▶ [Assignment] For the word "JSON", state how many lines of the records include it, with no other text.

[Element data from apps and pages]
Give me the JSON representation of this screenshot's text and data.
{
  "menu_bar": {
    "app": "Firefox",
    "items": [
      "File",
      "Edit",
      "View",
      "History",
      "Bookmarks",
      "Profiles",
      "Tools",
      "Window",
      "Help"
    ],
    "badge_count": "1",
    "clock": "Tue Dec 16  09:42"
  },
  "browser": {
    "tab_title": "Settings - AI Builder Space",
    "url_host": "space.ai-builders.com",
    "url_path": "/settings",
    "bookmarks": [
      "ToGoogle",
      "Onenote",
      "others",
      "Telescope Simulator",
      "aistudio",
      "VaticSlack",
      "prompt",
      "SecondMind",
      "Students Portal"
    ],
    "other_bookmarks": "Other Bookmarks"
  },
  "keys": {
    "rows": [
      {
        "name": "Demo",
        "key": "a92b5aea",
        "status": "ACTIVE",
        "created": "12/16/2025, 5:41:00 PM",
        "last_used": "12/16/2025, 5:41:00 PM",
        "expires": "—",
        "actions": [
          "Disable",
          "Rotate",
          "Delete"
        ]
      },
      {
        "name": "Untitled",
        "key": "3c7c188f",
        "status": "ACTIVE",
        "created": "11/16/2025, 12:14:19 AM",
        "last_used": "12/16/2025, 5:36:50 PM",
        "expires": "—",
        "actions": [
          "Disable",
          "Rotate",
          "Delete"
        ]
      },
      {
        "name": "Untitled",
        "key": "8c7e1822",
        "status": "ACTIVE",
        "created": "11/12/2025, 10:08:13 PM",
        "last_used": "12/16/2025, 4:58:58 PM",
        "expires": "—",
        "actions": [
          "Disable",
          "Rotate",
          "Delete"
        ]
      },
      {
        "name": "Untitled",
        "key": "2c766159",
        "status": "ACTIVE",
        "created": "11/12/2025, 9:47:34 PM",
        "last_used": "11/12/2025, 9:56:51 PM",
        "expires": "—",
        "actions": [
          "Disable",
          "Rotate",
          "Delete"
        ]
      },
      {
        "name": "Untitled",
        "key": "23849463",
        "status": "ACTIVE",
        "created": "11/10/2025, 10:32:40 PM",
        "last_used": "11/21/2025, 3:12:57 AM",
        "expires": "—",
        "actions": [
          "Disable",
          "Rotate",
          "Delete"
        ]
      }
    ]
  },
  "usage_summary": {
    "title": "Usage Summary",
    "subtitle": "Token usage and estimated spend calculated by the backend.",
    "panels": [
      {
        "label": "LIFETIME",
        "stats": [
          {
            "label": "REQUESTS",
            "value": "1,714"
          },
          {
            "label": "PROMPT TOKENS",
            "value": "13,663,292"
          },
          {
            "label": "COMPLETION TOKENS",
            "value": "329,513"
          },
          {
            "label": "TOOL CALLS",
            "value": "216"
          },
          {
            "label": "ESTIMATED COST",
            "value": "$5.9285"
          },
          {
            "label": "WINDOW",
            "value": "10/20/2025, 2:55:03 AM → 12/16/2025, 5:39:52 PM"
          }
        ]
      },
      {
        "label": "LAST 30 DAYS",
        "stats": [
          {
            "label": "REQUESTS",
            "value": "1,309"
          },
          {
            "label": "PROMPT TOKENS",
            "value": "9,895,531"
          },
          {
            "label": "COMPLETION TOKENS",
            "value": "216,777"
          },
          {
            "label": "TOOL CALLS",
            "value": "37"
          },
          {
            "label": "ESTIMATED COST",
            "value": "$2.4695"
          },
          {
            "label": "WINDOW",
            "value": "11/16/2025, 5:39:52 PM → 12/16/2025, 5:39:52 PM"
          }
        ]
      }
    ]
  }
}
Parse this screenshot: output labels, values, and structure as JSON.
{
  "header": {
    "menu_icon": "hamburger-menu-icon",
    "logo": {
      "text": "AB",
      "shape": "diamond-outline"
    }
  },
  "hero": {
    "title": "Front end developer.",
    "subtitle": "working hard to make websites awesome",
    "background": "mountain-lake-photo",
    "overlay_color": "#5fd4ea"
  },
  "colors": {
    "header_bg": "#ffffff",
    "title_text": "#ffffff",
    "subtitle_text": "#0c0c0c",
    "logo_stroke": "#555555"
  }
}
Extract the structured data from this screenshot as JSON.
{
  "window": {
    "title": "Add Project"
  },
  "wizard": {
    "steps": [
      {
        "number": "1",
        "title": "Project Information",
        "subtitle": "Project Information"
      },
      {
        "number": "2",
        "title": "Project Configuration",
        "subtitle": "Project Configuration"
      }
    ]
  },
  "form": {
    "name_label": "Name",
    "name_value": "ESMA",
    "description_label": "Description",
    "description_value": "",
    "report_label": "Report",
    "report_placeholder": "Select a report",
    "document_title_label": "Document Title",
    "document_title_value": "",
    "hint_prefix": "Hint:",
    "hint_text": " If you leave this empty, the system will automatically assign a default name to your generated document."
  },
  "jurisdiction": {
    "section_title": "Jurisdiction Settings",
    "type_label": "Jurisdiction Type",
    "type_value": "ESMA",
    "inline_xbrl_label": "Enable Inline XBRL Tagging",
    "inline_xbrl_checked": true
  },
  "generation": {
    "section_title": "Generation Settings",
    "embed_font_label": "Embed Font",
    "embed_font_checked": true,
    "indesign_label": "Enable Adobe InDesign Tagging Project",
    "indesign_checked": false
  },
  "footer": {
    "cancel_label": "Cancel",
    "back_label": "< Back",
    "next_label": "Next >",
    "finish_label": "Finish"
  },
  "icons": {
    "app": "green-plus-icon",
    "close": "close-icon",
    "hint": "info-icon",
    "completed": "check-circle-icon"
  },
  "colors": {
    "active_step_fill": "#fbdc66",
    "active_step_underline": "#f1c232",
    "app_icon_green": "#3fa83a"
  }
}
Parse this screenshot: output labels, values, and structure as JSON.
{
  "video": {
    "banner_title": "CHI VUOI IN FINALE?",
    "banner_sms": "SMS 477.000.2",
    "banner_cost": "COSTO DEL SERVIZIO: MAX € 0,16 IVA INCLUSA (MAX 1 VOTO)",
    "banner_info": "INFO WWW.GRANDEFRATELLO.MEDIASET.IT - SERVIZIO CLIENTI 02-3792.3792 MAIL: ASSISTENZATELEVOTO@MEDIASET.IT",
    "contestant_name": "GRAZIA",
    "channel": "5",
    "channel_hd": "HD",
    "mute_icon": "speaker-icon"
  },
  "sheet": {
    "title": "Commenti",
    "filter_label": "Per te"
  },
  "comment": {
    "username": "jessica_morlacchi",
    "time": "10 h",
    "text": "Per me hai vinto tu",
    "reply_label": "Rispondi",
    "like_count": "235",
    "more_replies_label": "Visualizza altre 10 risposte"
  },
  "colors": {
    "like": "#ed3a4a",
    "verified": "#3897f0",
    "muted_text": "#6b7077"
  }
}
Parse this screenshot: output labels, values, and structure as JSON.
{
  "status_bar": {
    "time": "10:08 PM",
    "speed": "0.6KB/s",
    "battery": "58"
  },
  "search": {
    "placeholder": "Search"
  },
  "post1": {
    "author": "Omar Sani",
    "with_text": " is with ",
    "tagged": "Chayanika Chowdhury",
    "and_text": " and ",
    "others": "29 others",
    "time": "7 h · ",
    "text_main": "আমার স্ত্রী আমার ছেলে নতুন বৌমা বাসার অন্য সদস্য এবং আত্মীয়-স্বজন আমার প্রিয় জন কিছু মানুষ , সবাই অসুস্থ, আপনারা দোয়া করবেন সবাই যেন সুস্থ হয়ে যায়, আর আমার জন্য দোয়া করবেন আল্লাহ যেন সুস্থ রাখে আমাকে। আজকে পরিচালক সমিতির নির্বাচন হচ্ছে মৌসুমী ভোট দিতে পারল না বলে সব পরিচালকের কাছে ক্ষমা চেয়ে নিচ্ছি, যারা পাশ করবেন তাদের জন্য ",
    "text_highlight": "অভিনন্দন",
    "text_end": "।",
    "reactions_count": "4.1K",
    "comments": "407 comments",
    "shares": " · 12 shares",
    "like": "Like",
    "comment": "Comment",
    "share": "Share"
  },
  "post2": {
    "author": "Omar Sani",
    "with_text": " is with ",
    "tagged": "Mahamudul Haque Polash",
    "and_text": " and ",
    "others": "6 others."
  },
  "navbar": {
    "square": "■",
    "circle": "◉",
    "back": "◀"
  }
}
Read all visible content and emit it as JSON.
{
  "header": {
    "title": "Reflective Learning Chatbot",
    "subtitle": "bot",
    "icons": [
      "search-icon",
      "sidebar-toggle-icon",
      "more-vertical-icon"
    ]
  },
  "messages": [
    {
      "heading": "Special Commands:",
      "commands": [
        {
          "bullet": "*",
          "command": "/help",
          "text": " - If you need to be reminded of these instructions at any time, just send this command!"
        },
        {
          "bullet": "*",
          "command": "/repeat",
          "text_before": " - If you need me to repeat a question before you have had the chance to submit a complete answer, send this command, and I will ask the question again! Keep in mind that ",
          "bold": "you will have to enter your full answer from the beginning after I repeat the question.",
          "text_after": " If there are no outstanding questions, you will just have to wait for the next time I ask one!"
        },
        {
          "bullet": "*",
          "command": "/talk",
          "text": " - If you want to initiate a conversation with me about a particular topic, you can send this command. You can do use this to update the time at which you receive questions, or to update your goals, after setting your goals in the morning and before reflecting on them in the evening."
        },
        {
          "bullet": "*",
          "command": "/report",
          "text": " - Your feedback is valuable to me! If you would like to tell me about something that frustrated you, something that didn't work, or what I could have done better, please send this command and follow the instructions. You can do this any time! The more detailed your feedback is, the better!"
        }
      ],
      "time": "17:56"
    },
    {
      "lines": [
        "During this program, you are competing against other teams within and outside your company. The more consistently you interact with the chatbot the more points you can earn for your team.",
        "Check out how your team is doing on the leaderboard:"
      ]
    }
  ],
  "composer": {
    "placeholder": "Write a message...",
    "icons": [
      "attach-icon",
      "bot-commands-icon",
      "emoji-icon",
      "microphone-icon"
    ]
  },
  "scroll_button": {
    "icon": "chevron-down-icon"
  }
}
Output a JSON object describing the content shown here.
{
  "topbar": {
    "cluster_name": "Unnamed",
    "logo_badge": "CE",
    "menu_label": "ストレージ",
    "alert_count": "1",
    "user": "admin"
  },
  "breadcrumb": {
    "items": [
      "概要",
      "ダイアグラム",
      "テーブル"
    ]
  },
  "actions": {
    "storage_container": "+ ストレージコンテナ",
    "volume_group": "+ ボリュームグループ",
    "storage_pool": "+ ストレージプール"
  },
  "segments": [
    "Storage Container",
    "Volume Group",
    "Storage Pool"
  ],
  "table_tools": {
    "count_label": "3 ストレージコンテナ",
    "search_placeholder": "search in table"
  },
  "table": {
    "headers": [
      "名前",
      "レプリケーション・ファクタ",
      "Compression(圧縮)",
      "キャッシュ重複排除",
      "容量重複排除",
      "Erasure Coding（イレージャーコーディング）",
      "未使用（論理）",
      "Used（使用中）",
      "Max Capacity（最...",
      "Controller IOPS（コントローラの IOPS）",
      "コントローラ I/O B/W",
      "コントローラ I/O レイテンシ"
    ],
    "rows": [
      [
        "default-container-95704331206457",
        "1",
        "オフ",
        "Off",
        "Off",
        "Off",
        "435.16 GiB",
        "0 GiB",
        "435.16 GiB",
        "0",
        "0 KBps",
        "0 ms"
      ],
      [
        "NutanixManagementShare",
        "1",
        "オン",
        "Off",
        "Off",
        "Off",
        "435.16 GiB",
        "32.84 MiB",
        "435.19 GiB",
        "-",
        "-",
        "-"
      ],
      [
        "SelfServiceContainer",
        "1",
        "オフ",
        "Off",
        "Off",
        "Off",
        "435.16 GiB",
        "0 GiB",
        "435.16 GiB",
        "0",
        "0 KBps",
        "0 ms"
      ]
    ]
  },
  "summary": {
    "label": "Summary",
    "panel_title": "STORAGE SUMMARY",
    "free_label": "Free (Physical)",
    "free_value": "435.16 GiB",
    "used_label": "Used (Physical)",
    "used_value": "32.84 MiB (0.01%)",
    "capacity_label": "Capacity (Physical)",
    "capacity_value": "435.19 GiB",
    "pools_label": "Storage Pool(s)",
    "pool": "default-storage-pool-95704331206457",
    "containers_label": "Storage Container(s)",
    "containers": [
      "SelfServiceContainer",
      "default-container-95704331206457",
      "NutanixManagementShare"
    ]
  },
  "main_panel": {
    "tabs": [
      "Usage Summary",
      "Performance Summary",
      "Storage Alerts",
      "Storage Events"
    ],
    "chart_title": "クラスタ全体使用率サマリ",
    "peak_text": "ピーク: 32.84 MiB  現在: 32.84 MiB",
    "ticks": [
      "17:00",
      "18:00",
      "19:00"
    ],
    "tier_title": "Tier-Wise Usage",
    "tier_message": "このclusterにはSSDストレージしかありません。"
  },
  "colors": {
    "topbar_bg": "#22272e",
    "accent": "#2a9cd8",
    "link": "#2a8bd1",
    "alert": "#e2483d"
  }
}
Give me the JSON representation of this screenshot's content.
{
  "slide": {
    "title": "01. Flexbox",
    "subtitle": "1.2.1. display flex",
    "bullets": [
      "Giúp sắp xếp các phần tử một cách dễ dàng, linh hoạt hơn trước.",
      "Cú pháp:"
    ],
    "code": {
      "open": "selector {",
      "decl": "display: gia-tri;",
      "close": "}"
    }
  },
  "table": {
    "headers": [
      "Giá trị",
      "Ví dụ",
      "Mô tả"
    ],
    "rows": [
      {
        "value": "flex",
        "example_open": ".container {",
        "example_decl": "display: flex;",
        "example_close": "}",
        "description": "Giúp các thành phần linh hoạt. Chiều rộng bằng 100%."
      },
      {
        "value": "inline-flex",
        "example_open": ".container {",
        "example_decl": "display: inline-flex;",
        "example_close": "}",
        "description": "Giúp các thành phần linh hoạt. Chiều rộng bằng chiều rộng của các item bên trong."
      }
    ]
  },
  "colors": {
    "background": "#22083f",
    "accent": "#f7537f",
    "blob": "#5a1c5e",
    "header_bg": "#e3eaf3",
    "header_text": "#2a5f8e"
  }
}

▶ [Exercise solution] 8